An exact copy of every entry is needed here; the images stay out.

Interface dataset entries
---+---

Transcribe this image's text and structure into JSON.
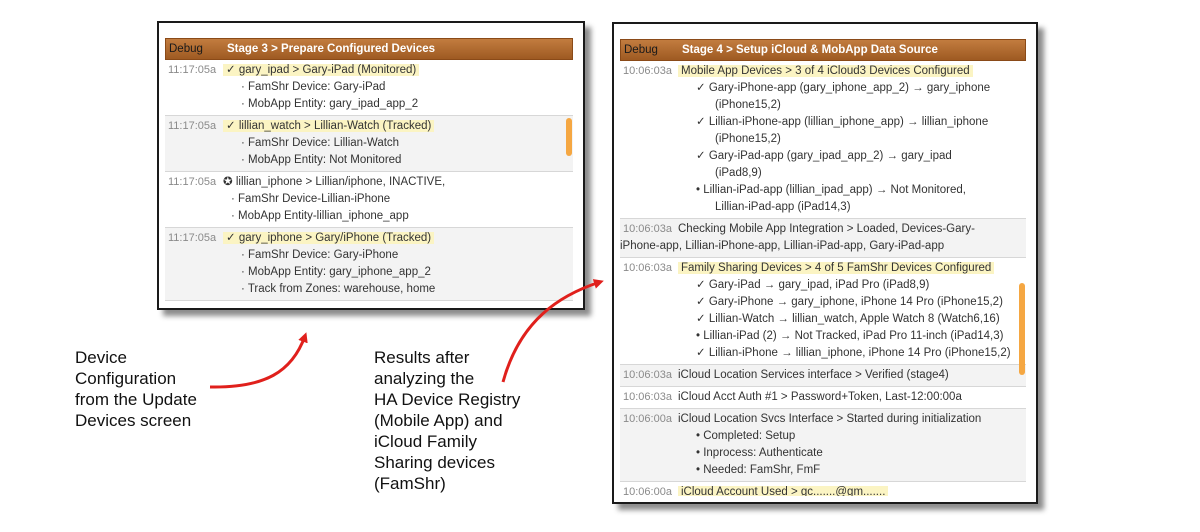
{
  "left_panel": {
    "debug_label": "Debug",
    "title": "Stage 3 > Prepare Configured Devices",
    "rows": [
      {
        "time": "11:17:05a",
        "main": "✓ gary_ipad > Gary-iPad (Monitored)",
        "subs": [
          "FamShr Device: Gary-iPad",
          "MobApp Entity: gary_ipad_app_2"
        ]
      },
      {
        "time": "11:17:05a",
        "main": "✓ lillian_watch > Lillian-Watch (Tracked)",
        "subs": [
          "FamShr Device: Lillian-Watch",
          "MobApp Entity: Not Monitored"
        ]
      },
      {
        "time": "11:17:05a",
        "main": "✪ lillian_iphone > Lillian/iphone, INACTIVE,",
        "subs": [
          "FamShr Device-Lillian-iPhone",
          "MobApp Entity-lillian_iphone_app"
        ]
      },
      {
        "time": "11:17:05a",
        "main": "✓ gary_iphone > Gary/iPhone (Tracked)",
        "subs": [
          "FamShr Device: Gary-iPhone",
          "MobApp Entity: gary_iphone_app_2",
          "Track from Zones: warehouse, home"
        ]
      }
    ]
  },
  "right_panel": {
    "debug_label": "Debug",
    "title": "Stage 4 > Setup iCloud & MobApp Data Source",
    "rows": [
      {
        "time": "10:06:03a",
        "main": "Mobile App Devices > 3 of 4 iCloud3 Devices Configured",
        "subs": [
          "✓ Gary-iPhone-app (gary_iphone_app_2) → gary_iphone",
          "(iPhone15,2)",
          "✓ Lillian-iPhone-app (lillian_iphone_app) → lillian_iphone",
          "(iPhone15,2)",
          "✓ Gary-iPad-app (gary_ipad_app_2) → gary_ipad",
          "(iPad8,9)",
          "• Lillian-iPad-app (lillian_ipad_app) → Not Monitored,",
          "Lillian-iPad-app (iPad14,3)"
        ]
      },
      {
        "time": "10:06:03a",
        "main": "Checking Mobile App Integration > Loaded, Devices-Gary-",
        "main2": "iPhone-app, Lillian-iPhone-app, Lillian-iPad-app, Gary-iPad-app",
        "subs": []
      },
      {
        "time": "10:06:03a",
        "main": "Family Sharing Devices > 4 of 5 FamShr Devices Configured",
        "subs": [
          "✓ Gary-iPad → gary_ipad, iPad Pro (iPad8,9)",
          "✓ Gary-iPhone → gary_iphone, iPhone 14 Pro (iPhone15,2)",
          "✓ Lillian-Watch → lillian_watch, Apple Watch 8 (Watch6,16)",
          "• Lillian-iPad (2) → Not Tracked, iPad Pro 11-inch (iPad14,3)",
          "✓ Lillian-iPhone → lillian_iphone, iPhone 14 Pro (iPhone15,2)"
        ]
      },
      {
        "time": "10:06:03a",
        "main": "iCloud Location Services interface > Verified (stage4)",
        "subs": []
      },
      {
        "time": "10:06:03a",
        "main": "iCloud Acct Auth #1 > Password+Token, Last-12:00:00a",
        "subs": []
      },
      {
        "time": "10:06:00a",
        "main": "iCloud Location Svcs Interface > Started during initialization",
        "subs": [
          "• Completed: Setup",
          "• Inprocess: Authenticate",
          "• Needed: FamShr, FmF"
        ]
      },
      {
        "time": "10:06:00a",
        "main": "iCloud Account Used > gc.......@gm.......",
        "subs": []
      }
    ]
  },
  "notes": {
    "left_lines": [
      "Device",
      "Configuration",
      "from the Update",
      "Devices screen"
    ],
    "right_lines": [
      "Results after",
      "analyzing the",
      "HA Device Registry",
      "(Mobile App) and",
      "iCloud Family",
      "Sharing devices",
      "(FamShr)"
    ]
  },
  "colors": {
    "header": "#b06b2e",
    "highlight": "#fbf4c3",
    "scrollbar": "#f5a742",
    "arrow": "#e0201c"
  }
}
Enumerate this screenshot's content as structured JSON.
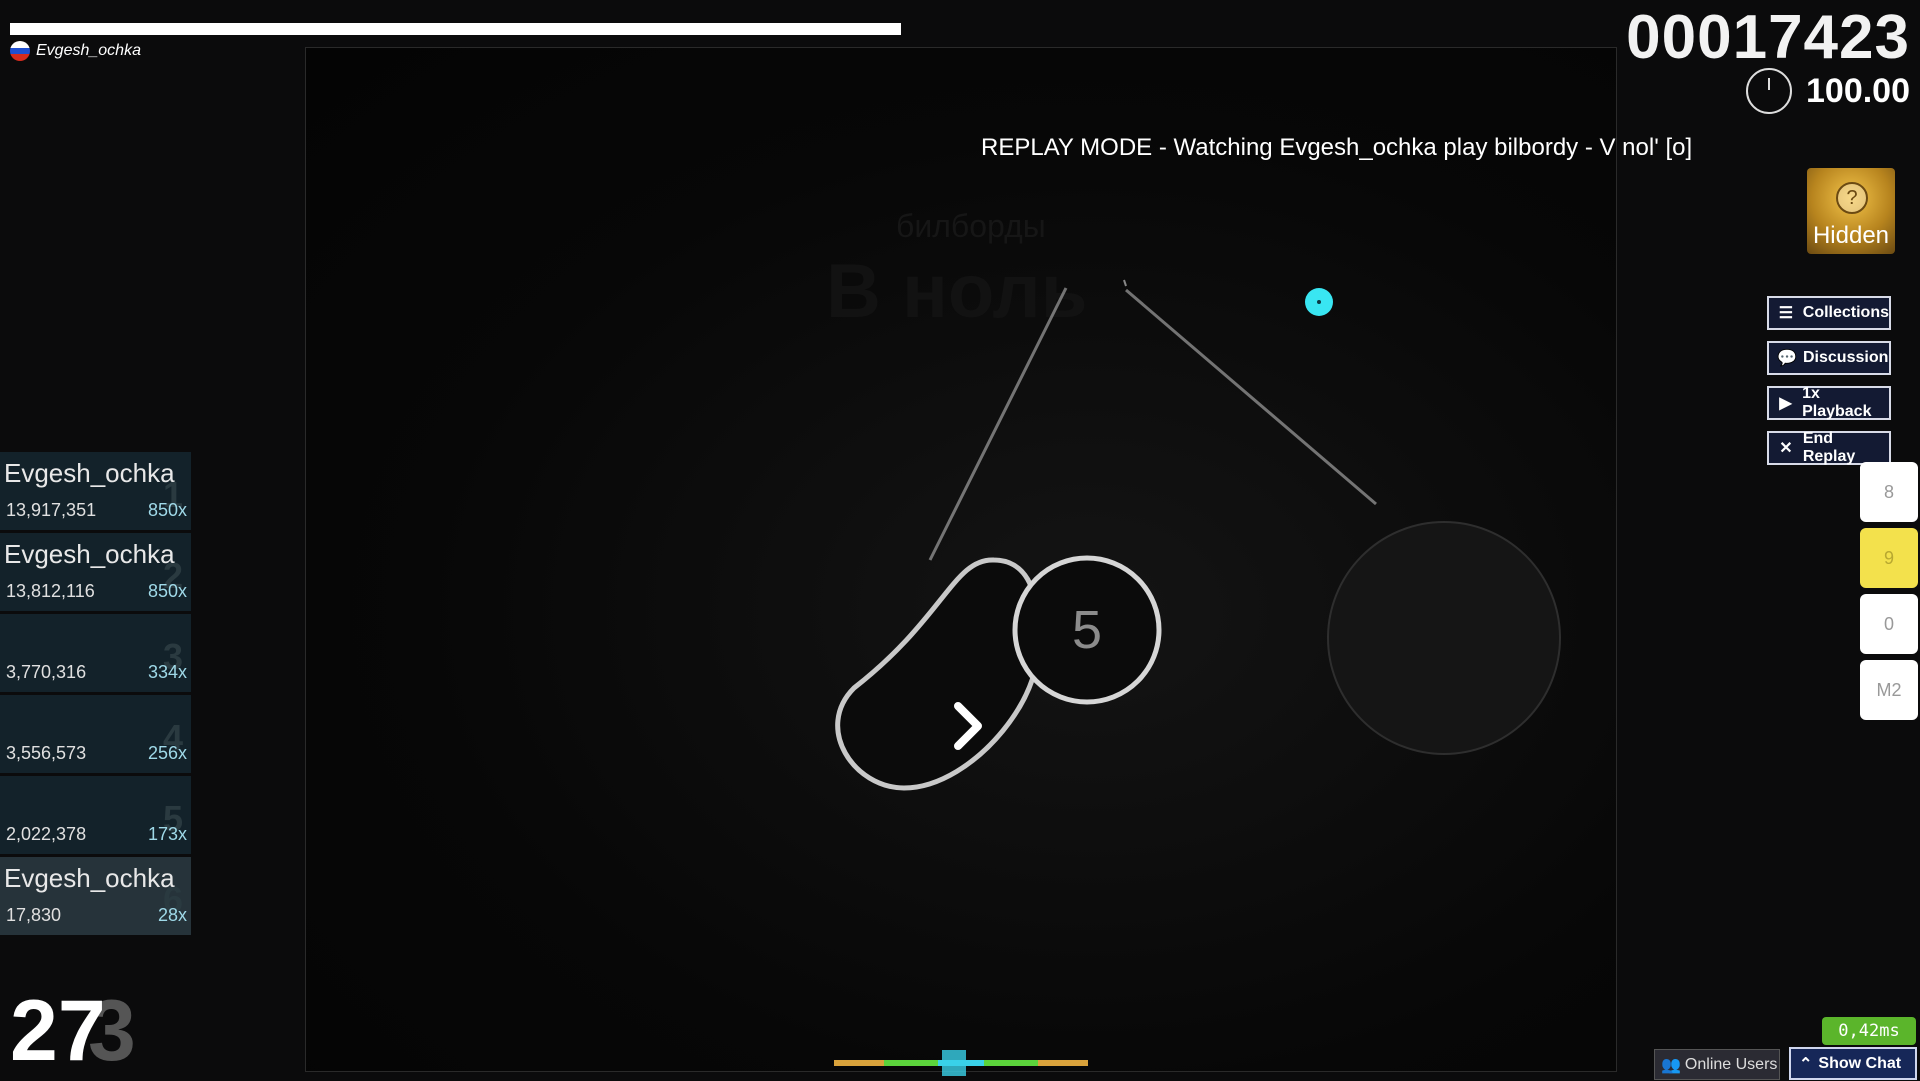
{
  "hud": {
    "player_name": "Evgesh_ochka",
    "score": "00017423",
    "accuracy": "100.00",
    "combo": "27",
    "combo_ghost": "3"
  },
  "replay_banner": "REPLAY MODE - Watching Evgesh_ochka play bilbordy - V nol' [o]",
  "background_titles": {
    "artist": "билборды",
    "title": "В ноль"
  },
  "mods": {
    "hidden_label": "Hidden",
    "hidden_glyph": "?"
  },
  "side_buttons": [
    {
      "label": "Collections",
      "icon": "list-icon"
    },
    {
      "label": "Discussion",
      "icon": "chat-bubbles-icon"
    },
    {
      "label": "1x Playback",
      "icon": "play-icon"
    },
    {
      "label": "End Replay",
      "icon": "close-icon"
    }
  ],
  "key_overlay": [
    {
      "label": "8",
      "active": false
    },
    {
      "label": "9",
      "active": true
    },
    {
      "label": "0",
      "active": false
    },
    {
      "label": "M2",
      "active": false
    }
  ],
  "leaderboard": [
    {
      "rank": "1",
      "name": "Evgesh_ochka",
      "score": "13,917,351",
      "combo": "850x"
    },
    {
      "rank": "2",
      "name": "Evgesh_ochka",
      "score": "13,812,116",
      "combo": "850x"
    },
    {
      "rank": "3",
      "name": "",
      "score": "3,770,316",
      "combo": "334x"
    },
    {
      "rank": "4",
      "name": "",
      "score": "3,556,573",
      "combo": "256x"
    },
    {
      "rank": "5",
      "name": "",
      "score": "2,022,378",
      "combo": "173x"
    },
    {
      "rank": "6",
      "name": "Evgesh_ochka",
      "score": "17,830",
      "combo": "28x"
    }
  ],
  "gameplay": {
    "slider_number": "5"
  },
  "status": {
    "ping": "0,42ms",
    "online_users": "Online Users",
    "show_chat": "Show Chat"
  },
  "colors": {
    "cursor": "#39e6f2",
    "key_active": "#f3e14c",
    "ping_bg": "#5bb52b",
    "button_bg": "#131a33"
  }
}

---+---

## EXERCISE RESULT
Transcribe this image's text and structure into JSON.
{
  "left_panel": {
    "debug_label": "Debug",
    "title": "Stage 3 > Prepare Configured Devices",
    "rows": [
      {
        "time": "11:17:05a",
        "main": "✓ gary_ipad > Gary-iPad (Monitored)",
        "subs": [
          "FamShr Device: Gary-iPad",
          "MobApp Entity: gary_ipad_app_2"
        ]
      },
      {
        "time": "11:17:05a",
        "main": "✓ lillian_watch > Lillian-Watch (Tracked)",
        "subs": [
          "FamShr Device: Lillian-Watch",
          "MobApp Entity: Not Monitored"
        ]
      },
      {
        "time": "11:17:05a",
        "main": "✪ lillian_iphone > Lillian/iphone, INACTIVE,",
        "subs": [
          "FamShr Device-Lillian-iPhone",
          "MobApp Entity-lillian_iphone_app"
        ]
      },
      {
        "time": "11:17:05a",
        "main": "✓ gary_iphone > Gary/iPhone (Tracked)",
        "subs": [
          "FamShr Device: Gary-iPhone",
          "MobApp Entity: gary_iphone_app_2",
          "Track from Zones: warehouse, home"
        ]
      }
    ]
  },
  "right_panel": {
    "debug_label": "Debug",
    "title": "Stage 4 > Setup iCloud & MobApp Data Source",
    "rows": [
      {
        "time": "10:06:03a",
        "main": "Mobile App Devices > 3 of 4 iCloud3 Devices Configured",
        "subs": [
          "✓ Gary-iPhone-app (gary_iphone_app_2) → gary_iphone",
          "(iPhone15,2)",
          "✓ Lillian-iPhone-app (lillian_iphone_app) → lillian_iphone",
          "(iPhone15,2)",
          "✓ Gary-iPad-app (gary_ipad_app_2) → gary_ipad",
          "(iPad8,9)",
          "• Lillian-iPad-app (lillian_ipad_app) → Not Monitored,",
          "Lillian-iPad-app (iPad14,3)"
        ]
      },
      {
        "time": "10:06:03a",
        "main": "Checking Mobile App Integration > Loaded, Devices-Gary-",
        "main2": "iPhone-app, Lillian-iPhone-app, Lillian-iPad-app, Gary-iPad-app",
        "subs": []
      },
      {
        "time": "10:06:03a",
        "main": "Family Sharing Devices > 4 of 5 FamShr Devices Configured",
        "subs": [
          "✓ Gary-iPad → gary_ipad, iPad Pro (iPad8,9)",
          "✓ Gary-iPhone → gary_iphone, iPhone 14 Pro (iPhone15,2)",
          "✓ Lillian-Watch → lillian_watch, Apple Watch 8 (Watch6,16)",
          "• Lillian-iPad (2) → Not Tracked, iPad Pro 11-inch (iPad14,3)",
          "✓ Lillian-iPhone → lillian_iphone, iPhone 14 Pro (iPhone15,2)"
        ]
      },
      {
        "time": "10:06:03a",
        "main": "iCloud Location Services interface > Verified (stage4)",
        "subs": []
      },
      {
        "time": "10:06:03a",
        "main": "iCloud Acct Auth #1 > Password+Token, Last-12:00:00a",
        "subs": []
      },
      {
        "time": "10:06:00a",
        "main": "iCloud Location Svcs Interface > Started during initialization",
        "subs": [
          "• Completed: Setup",
          "• Inprocess: Authenticate",
          "• Needed: FamShr, FmF"
        ]
      },
      {
        "time": "10:06:00a",
        "main": "iCloud Account Used > gc.......@gm.......",
        "subs": []
      }
    ]
  },
  "notes": {
    "left_lines": [
      "Device",
      "Configuration",
      "from the Update",
      "Devices screen"
    ],
    "right_lines": [
      "Results after",
      "analyzing the",
      "HA Device Registry",
      "(Mobile App) and",
      "iCloud Family",
      "Sharing devices",
      "(FamShr)"
    ]
  },
  "colors": {
    "header": "#b06b2e",
    "highlight": "#fbf4c3",
    "scrollbar": "#f5a742",
    "arrow": "#e0201c"
  }
}
Enumerate this screenshot's content as structured JSON.
{
  "hud": {
    "player_name": "Evgesh_ochka",
    "score": "00017423",
    "accuracy": "100.00",
    "combo": "27",
    "combo_ghost": "3"
  },
  "replay_banner": "REPLAY MODE - Watching Evgesh_ochka play bilbordy - V nol' [o]",
  "background_titles": {
    "artist": "билборды",
    "title": "В ноль"
  },
  "mods": {
    "hidden_label": "Hidden",
    "hidden_glyph": "?"
  },
  "side_buttons": [
    {
      "label": "Collections",
      "icon": "list-icon"
    },
    {
      "label": "Discussion",
      "icon": "chat-bubbles-icon"
    },
    {
      "label": "1x Playback",
      "icon": "play-icon"
    },
    {
      "label": "End Replay",
      "icon": "close-icon"
    }
  ],
  "key_overlay": [
    {
      "label": "8",
      "active": false
    },
    {
      "label": "9",
      "active": true
    },
    {
      "label": "0",
      "active": false
    },
    {
      "label": "M2",
      "active": false
    }
  ],
  "leaderboard": [
    {
      "rank": "1",
      "name": "Evgesh_ochka",
      "score": "13,917,351",
      "combo": "850x"
    },
    {
      "rank": "2",
      "name": "Evgesh_ochka",
      "score": "13,812,116",
      "combo": "850x"
    },
    {
      "rank": "3",
      "name": "",
      "score": "3,770,316",
      "combo": "334x"
    },
    {
      "rank": "4",
      "name": "",
      "score": "3,556,573",
      "combo": "256x"
    },
    {
      "rank": "5",
      "name": "",
      "score": "2,022,378",
      "combo": "173x"
    },
    {
      "rank": "6",
      "name": "Evgesh_ochka",
      "score": "17,830",
      "combo": "28x"
    }
  ],
  "gameplay": {
    "slider_number": "5"
  },
  "status": {
    "ping": "0,42ms",
    "online_users": "Online Users",
    "show_chat": "Show Chat"
  },
  "colors": {
    "cursor": "#39e6f2",
    "key_active": "#f3e14c",
    "ping_bg": "#5bb52b",
    "button_bg": "#131a33"
  }
}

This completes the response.